"I happened to be intimately connected with the history of the French Fleet, which was alluded to in the paper by Mr. Paltsits, and it is a matter of surprise to me how it could have been so nearly left out of American literature, being of great importance in the development of the republic. What brought me into connection with it was something of local interest, the preservation of the Old South Meeting-house. When the great fire took place and swept away the most of commercial Boston, our friends at the Old South Meeting-house had a valuable piece of property, and they sold it for $400,000, and that $400,000 had to be raised some way, and we were all very enthusiastic in our wishes to preserve the old meeting-house. I met Henry Longfellow in the street one day, and I said, ‘Longfellow, you have got to help in preserving the Meetinghouse.' He said, 'All right; how much do you want?' I said, “How much? I want you to write us a poem.' He was very good-natured about it, and said, 'If the spirit moves, I will write the poem.' I was not quite satisfied with that. I said, “The spirit must move, it has got to move, and I hope it will move,' and we parted. That week Longfellow wrote his ballad on the French Fleet, and, according to me, it is the best American ballad written. It is ascribed to Thomas Prince, the minister of the Old South. Longfellow has made a magnificent ballad out of it. I think I see gentlemen here old enough to have
heard traditions,-how Prince was praying in the pulpit when the tempest swept over the town, and shook the tower, and for our purposes destroyed the Fleet.

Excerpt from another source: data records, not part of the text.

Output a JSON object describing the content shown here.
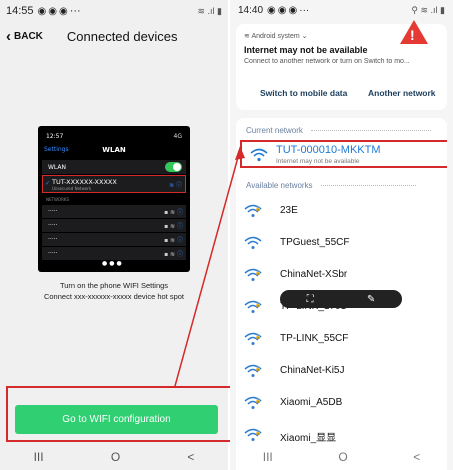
{
  "left": {
    "status": {
      "time": "14:55",
      "extra": "···"
    },
    "header": {
      "back": "BACK",
      "title": "Connected devices"
    },
    "screenshot": {
      "time": "12:57",
      "signal": "4G",
      "back": "Settings",
      "title": "WLAN",
      "wlan_label": "WLAN",
      "current": {
        "name": "TUT-XXXXXX-XXXXX",
        "status": "Unsecured Network"
      },
      "section": "NETWORKS",
      "networks": [
        "·····",
        "·····",
        "·····",
        "·····"
      ]
    },
    "instruction_line1": "Turn on the phone WIFI Settings",
    "instruction_line2": "Connect xxx-xxxxxx-xxxxx device hot spot",
    "button": "Go to WIFI configuration",
    "nav": {
      "recent": "III",
      "home": "O",
      "back": "<"
    }
  },
  "right": {
    "status": {
      "time": "14:40",
      "extra": "···"
    },
    "notification": {
      "source": "Android system",
      "title": "Internet may not be available",
      "body": "Connect to another network or turn on Switch to mo...",
      "action1": "Switch to mobile data",
      "action2": "Another network"
    },
    "current_label": "Current network",
    "current": {
      "name": "TUT-000010-MKKTM",
      "status": "Internet may not be available"
    },
    "available_label": "Available networks",
    "networks": [
      {
        "name": "23E",
        "locked": true
      },
      {
        "name": "TPGuest_55CF",
        "locked": false
      },
      {
        "name": "ChinaNet-XSbr",
        "locked": true
      },
      {
        "name": "TP-LINK_1701",
        "locked": true
      },
      {
        "name": "TP-LINK_55CF",
        "locked": true
      },
      {
        "name": "ChinaNet-Ki5J",
        "locked": true
      },
      {
        "name": "Xiaomi_A5DB",
        "locked": true
      },
      {
        "name": "Xiaomi_显显",
        "locked": true
      }
    ],
    "nav": {
      "recent": "III",
      "home": "O",
      "back": "<"
    }
  },
  "colors": {
    "accent_green": "#2fcf72",
    "highlight_red": "#d42a2a",
    "link_blue": "#1f7ad6"
  }
}
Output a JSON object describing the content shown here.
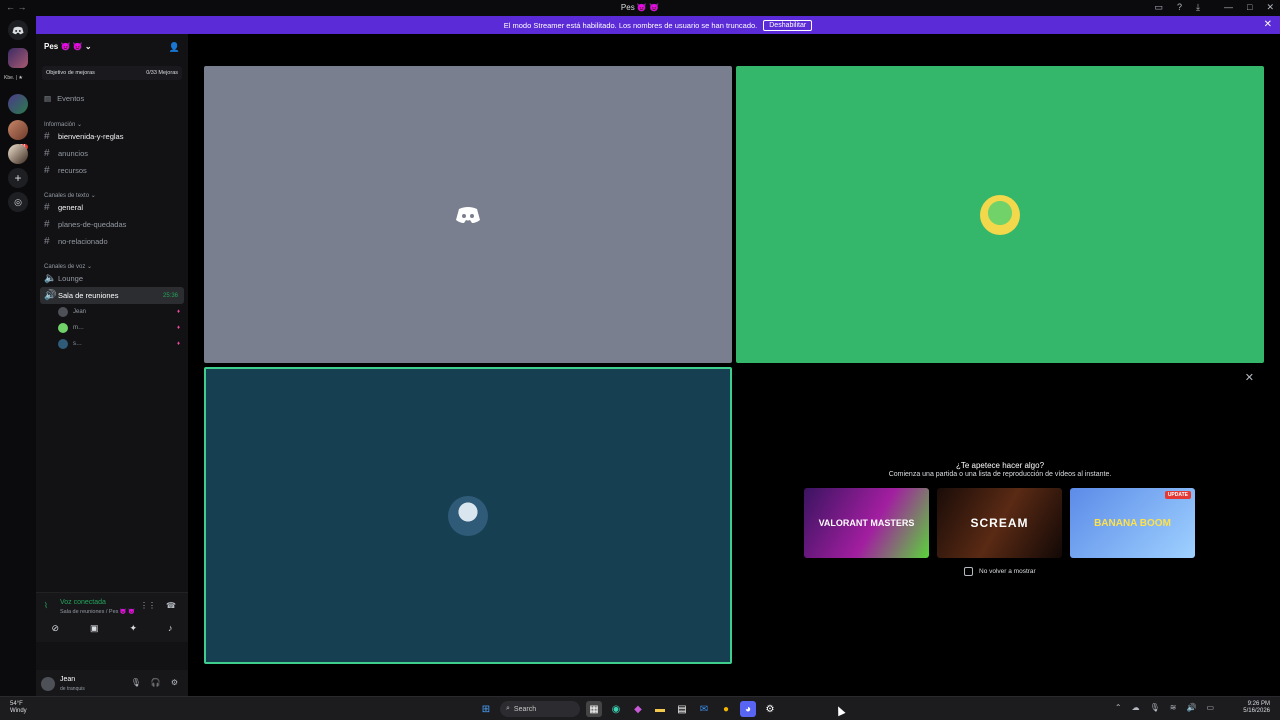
{
  "window": {
    "title": "Pes 👿 👿"
  },
  "banner": {
    "text": "El modo Streamer está habilitado. Los nombres de usuario se han truncado.",
    "button": "Deshabilitar"
  },
  "server": {
    "name": "Pes 👿 👿",
    "boost_label": "Objetivo de mejoras",
    "boost_count": "0/33 Mejoras",
    "events_label": "Eventos",
    "rail_tag": "Kbe. | ★",
    "rail_badge": "24"
  },
  "categories": {
    "info": "Información",
    "text": "Canales de texto",
    "voice": "Canales de voz"
  },
  "channels": {
    "info": [
      "bienvenida-y-reglas",
      "anuncios",
      "recursos"
    ],
    "text": [
      "general",
      "planes-de-quedadas",
      "no-relacionado"
    ],
    "voice": {
      "lounge": "Lounge",
      "room": "Sala de reuniones",
      "timer": "25:36"
    }
  },
  "voice_users": [
    "Jean",
    "m…",
    "s…"
  ],
  "voice_panel": {
    "status": "Voz conectada",
    "location": "Sala de reuniones / Pes 👿 👿"
  },
  "user": {
    "name": "Jean",
    "status": "de tranquis"
  },
  "activity": {
    "question": "¿Te apetece hacer algo?",
    "subtitle": "Comienza una partida o una lista de reproducción de vídeos al instante.",
    "games": [
      "VALORANT MASTERS",
      "SCREAM",
      "BANANA BOOM"
    ],
    "update_badge": "UPDATE",
    "dont_show": "No volver a mostrar"
  },
  "taskbar": {
    "weather_temp": "54°F",
    "weather_desc": "Windy",
    "search": "Search",
    "time": "9:26 PM",
    "date": "5/16/2026"
  },
  "icons": {
    "discord": "discord-icon",
    "add": "plus-icon",
    "explore": "compass-icon",
    "hash": "hash-icon",
    "speaker": "speaker-icon"
  },
  "colors": {
    "banner": "#5b2bd8",
    "green_tile": "#34b66b",
    "gray_tile": "#7a7f8f",
    "teal_tile": "#173f52",
    "speaking_border": "#3ecf8e"
  }
}
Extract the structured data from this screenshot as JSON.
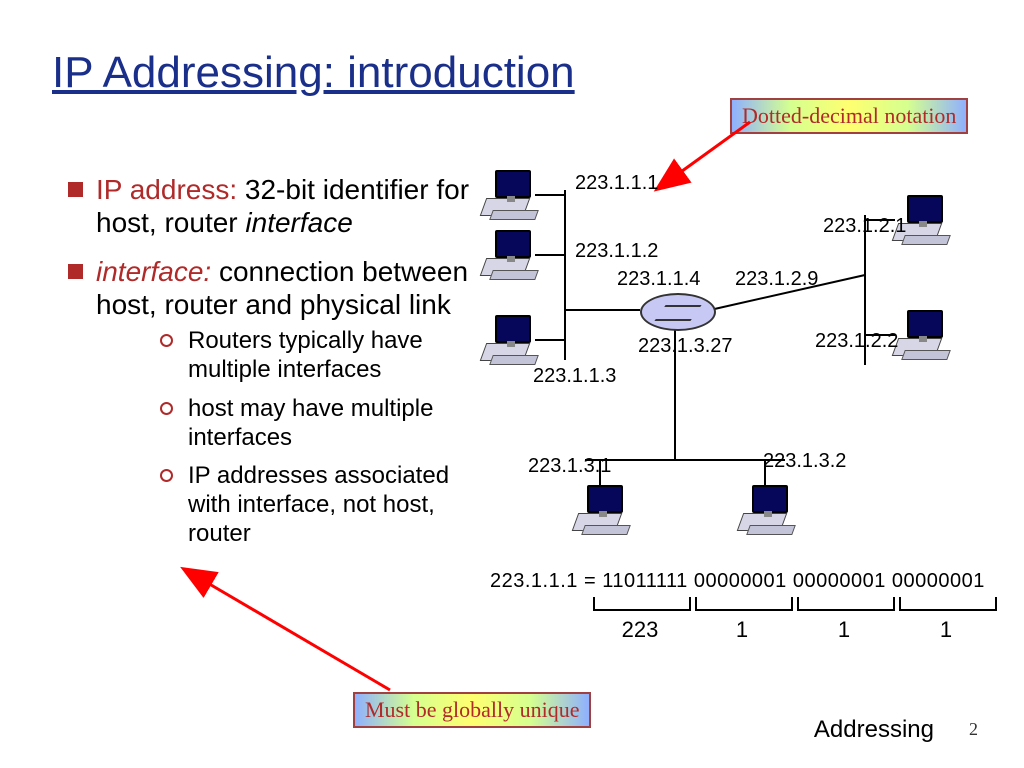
{
  "title": "IP Addressing: introduction",
  "bullets": {
    "b1_term": "IP address:",
    "b1_rest": " 32-bit identifier for host, router ",
    "b1_ital": "interface",
    "b2_term": "interface:",
    "b2_rest": " connection between host, router and physical link",
    "sub1": "Routers typically have multiple interfaces",
    "sub2": "host may have multiple interfaces",
    "sub3": "IP addresses associated with interface, not host, router"
  },
  "callouts": {
    "dotted": "Dotted-decimal notation",
    "unique": "Must be globally unique"
  },
  "ips": {
    "a1": "223.1.1.1",
    "a2": "223.1.1.2",
    "a3": "223.1.1.3",
    "a4": "223.1.1.4",
    "b1": "223.1.2.1",
    "b2": "223.1.2.2",
    "b9": "223.1.2.9",
    "c1": "223.1.3.1",
    "c2": "223.1.3.2",
    "c27": "223.1.3.27"
  },
  "binary": {
    "line": "223.1.1.1 = 11011111 00000001 00000001 00000001",
    "o1": "223",
    "o2": "1",
    "o3": "1",
    "o4": "1"
  },
  "footer": {
    "section": "Addressing",
    "page": "2"
  }
}
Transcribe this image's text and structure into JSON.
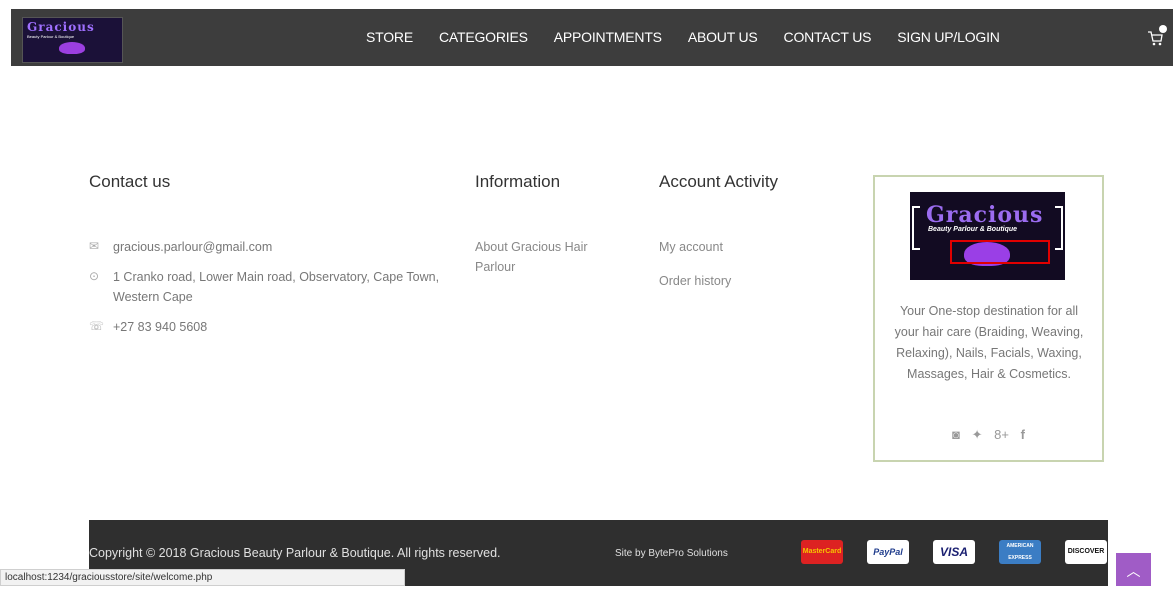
{
  "navbar": {
    "logo_word": "Gracious",
    "logo_tag": "Beauty Parlour & Boutique",
    "items": [
      "STORE",
      "CATEGORIES",
      "APPOINTMENTS",
      "ABOUT US",
      "CONTACT US",
      "SIGN UP/LOGIN"
    ]
  },
  "contact": {
    "heading": "Contact us",
    "email": "gracious.parlour@gmail.com",
    "address": "1 Cranko road, Lower Main road, Observatory, Cape Town, Western Cape",
    "phone": "+27 83 940 5608"
  },
  "information": {
    "heading": "Information",
    "links": [
      "About Gracious Hair Parlour"
    ]
  },
  "account": {
    "heading": "Account Activity",
    "links": [
      "My account",
      "Order history"
    ]
  },
  "brand": {
    "logo_word": "Gracious",
    "logo_tag": "Beauty Parlour & Boutique",
    "description": "Your One-stop destination for all your hair care (Braiding, Weaving, Relaxing), Nails, Facials, Waxing, Massages, Hair & Cosmetics."
  },
  "footer": {
    "copyright": "Copyright © 2018 Gracious Beauty Parlour & Boutique. All rights reserved.",
    "siteby": "Site by BytePro Solutions",
    "payments": [
      "MasterCard",
      "PayPal",
      "VISA",
      "AMERICAN EXPRESS",
      "DISCOVER"
    ]
  },
  "statusbar": {
    "url": "localhost:1234/graciousstore/site/welcome.php"
  },
  "colors": {
    "navbar_bg": "#3d3d3d",
    "footer_bg": "#2f2f2f",
    "accent_purple": "#a05cc6",
    "brand_border": "#c8d4b0"
  }
}
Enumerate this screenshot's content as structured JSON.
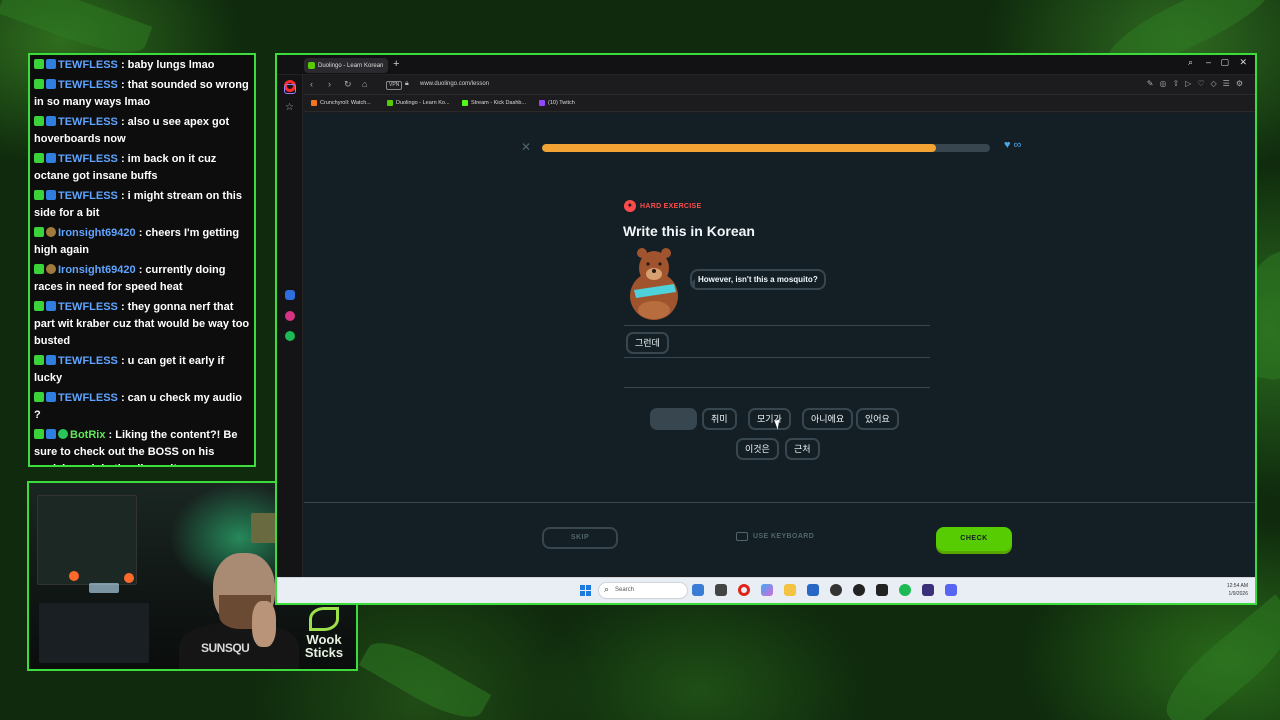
{
  "chat": {
    "messages": [
      {
        "user": "TEWFLESS",
        "text": ": baby lungs lmao",
        "kind": "user"
      },
      {
        "user": "TEWFLESS",
        "text": ": that sounded so wrong in so many ways lmao",
        "kind": "user"
      },
      {
        "user": "TEWFLESS",
        "text": ": also u see apex got hoverboards now",
        "kind": "user"
      },
      {
        "user": "TEWFLESS",
        "text": ": im back on it cuz octane got insane buffs",
        "kind": "user"
      },
      {
        "user": "TEWFLESS",
        "text": ": i might stream on this side for a bit",
        "kind": "user"
      },
      {
        "user": "Ironsight69420",
        "text": ": cheers I'm getting high again",
        "kind": "pill"
      },
      {
        "user": "Ironsight69420",
        "text": ": currently doing races in need for speed heat",
        "kind": "pill"
      },
      {
        "user": "TEWFLESS",
        "text": ": they gonna nerf that part wit kraber cuz that would be way too busted",
        "kind": "user"
      },
      {
        "user": "TEWFLESS",
        "text": ": u can get it early if lucky",
        "kind": "user"
      },
      {
        "user": "TEWFLESS",
        "text": ": can u check my audio ?",
        "kind": "user"
      },
      {
        "user": "BotRix",
        "text": ": Liking the content?! Be sure to check out the BOSS on his socials, or join the discord! https://linktr.ee/thecanniboss",
        "kind": "bot"
      }
    ]
  },
  "webcam": {
    "shirt_text": "SUNSQU",
    "logo_text": "Wook Sticks"
  },
  "browser": {
    "tab_title": "Duolingo - Learn Korean",
    "new_tab": "+",
    "vpn_label": "VPN",
    "url": "www.duolingo.com/lesson",
    "bookmarks": [
      {
        "label": "Crunchyroll: Watch...",
        "color": "#f47521"
      },
      {
        "label": "Duolingo - Learn Ko...",
        "color": "#58cc02"
      },
      {
        "label": "Stream - Kick Dashb...",
        "color": "#53fc18"
      },
      {
        "label": "(10) Twitch",
        "color": "#9146ff"
      }
    ]
  },
  "lesson": {
    "progress_fraction": 0.88,
    "hearts": "∞",
    "exercise_tag": "HARD EXERCISE",
    "prompt": "Write this in Korean",
    "speech": "However, isn't this a mosquito?",
    "answer_tiles": [
      "그런데"
    ],
    "word_bank_row1": [
      "",
      "취미",
      "모기가",
      "아니에요",
      "있어요"
    ],
    "word_bank_row2": [
      "이것은",
      "근처"
    ],
    "skip_label": "SKIP",
    "keyboard_label": "USE KEYBOARD",
    "check_label": "CHECK"
  },
  "taskbar": {
    "search_placeholder": "Search",
    "time": "12:54 AM",
    "date": "1/9/2026"
  },
  "colors": {
    "accent_green": "#58cc02",
    "progress": "#f3a234",
    "danger": "#ff4b4b",
    "stream_border": "#3cdc3c"
  }
}
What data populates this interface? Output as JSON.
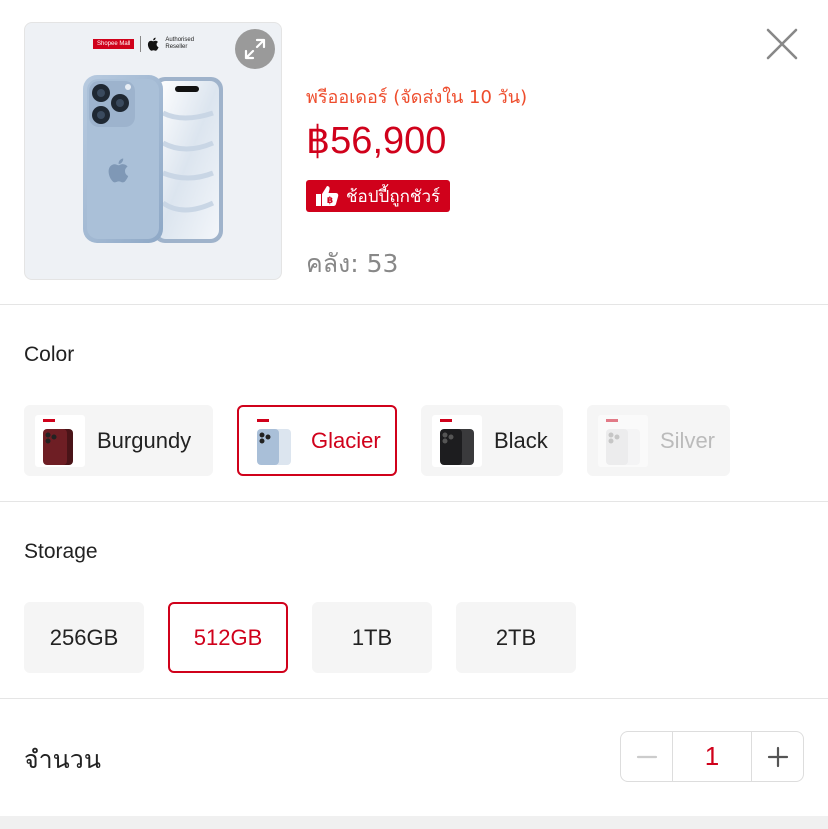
{
  "product": {
    "mall_badge": "Shopee Mall",
    "reseller_text": "Authorised\nReseller",
    "preorder": "พรีออเดอร์ (จัดส่งใน 10 วัน)",
    "price": "฿56,900",
    "guarantee_label": "ช้อปปี้ถูกชัวร์",
    "stock": "คลัง: 53"
  },
  "color_section": {
    "title": "Color",
    "options": [
      {
        "label": "Burgundy",
        "state": "normal",
        "swatch": "#6e1e24"
      },
      {
        "label": "Glacier",
        "state": "selected",
        "swatch": "#a9bfd8"
      },
      {
        "label": "Black",
        "state": "normal",
        "swatch": "#1d1d1f"
      },
      {
        "label": "Silver",
        "state": "disabled",
        "swatch": "#e4e4e6"
      }
    ]
  },
  "storage_section": {
    "title": "Storage",
    "options": [
      {
        "label": "256GB",
        "state": "normal"
      },
      {
        "label": "512GB",
        "state": "selected"
      },
      {
        "label": "1TB",
        "state": "normal"
      },
      {
        "label": "2TB",
        "state": "normal"
      }
    ]
  },
  "quantity": {
    "label": "จำนวน",
    "value": "1",
    "minus_icon": "minus-icon",
    "plus_icon": "plus-icon"
  },
  "icons": {
    "expand": "expand-icon",
    "close": "close-icon",
    "guarantee": "thumbs-up-baht-icon"
  },
  "colors": {
    "accent": "#d0011b",
    "preorder": "#ee4d2d"
  }
}
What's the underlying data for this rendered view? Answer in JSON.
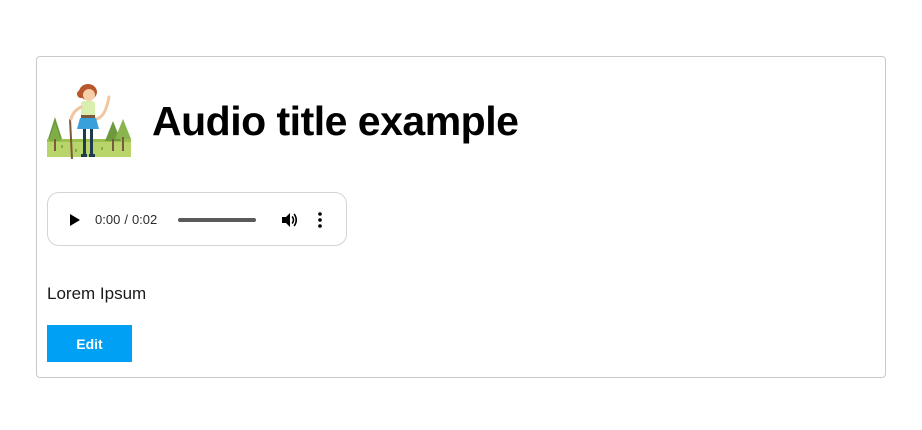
{
  "card": {
    "title": "Audio title example",
    "description": "Lorem Ipsum",
    "edit_label": "Edit",
    "thumbnail_icon": "hiker-illustration"
  },
  "player": {
    "current_time": "0:00",
    "separator": "/",
    "duration": "0:02",
    "progress": 0,
    "play_icon": "play-icon",
    "volume_icon": "volume-icon",
    "more_icon": "more-vertical-icon"
  },
  "colors": {
    "accent": "#00a0f5",
    "border": "#c9c9c9",
    "text": "#000000"
  }
}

But curiously enough, that event is almost omitted from the histories of New England. But a page or two is given to it in most histories, and I think this is the reason: Shirley was Governor here; and by the way, some of the young men who want to devote their time to some good work, should write the life of Shirley, which has never been written; one of the greatest men we have had. Shirley knew that the French King was going to revenge himself; so Shirley got his Council together, and sunk this vessel and that vessel in the harbor, and he proclaimed a Fast Day, and it was on that Fast Day that Prince was making this prayer in the Old South Meeting-house. But you may look through the Boston newspapers of that summer, and week after week, the papers published nothing about the French Fleet. Not an allusion to the fact that the army of the State was in Boston; not an allusion to the fact that the Council was in session, and I think that the historians of America read carefully through the newspapers of the time, and did not find anything about the French Fleet. What would have happened if anything had been printed about it, would have been that Shirley would have sent down to the newspaper office, and have thrown out the window every man who had anything to do with the publication of such a thing. There was nothing in the papers because they had a Governor who understood what war meant. The only reference to it is on the occasion of the death of Lady Shirley,—that “the body was accompanied by the train bands of the Province to her grave.” That poor girl of twenty years accompanied by the train bands of the Province who were encamped on Boston Common! Why was the largest army that ever assembled in Boston, on Boston Common at that time? Why was it they accompanied this lady to her grave?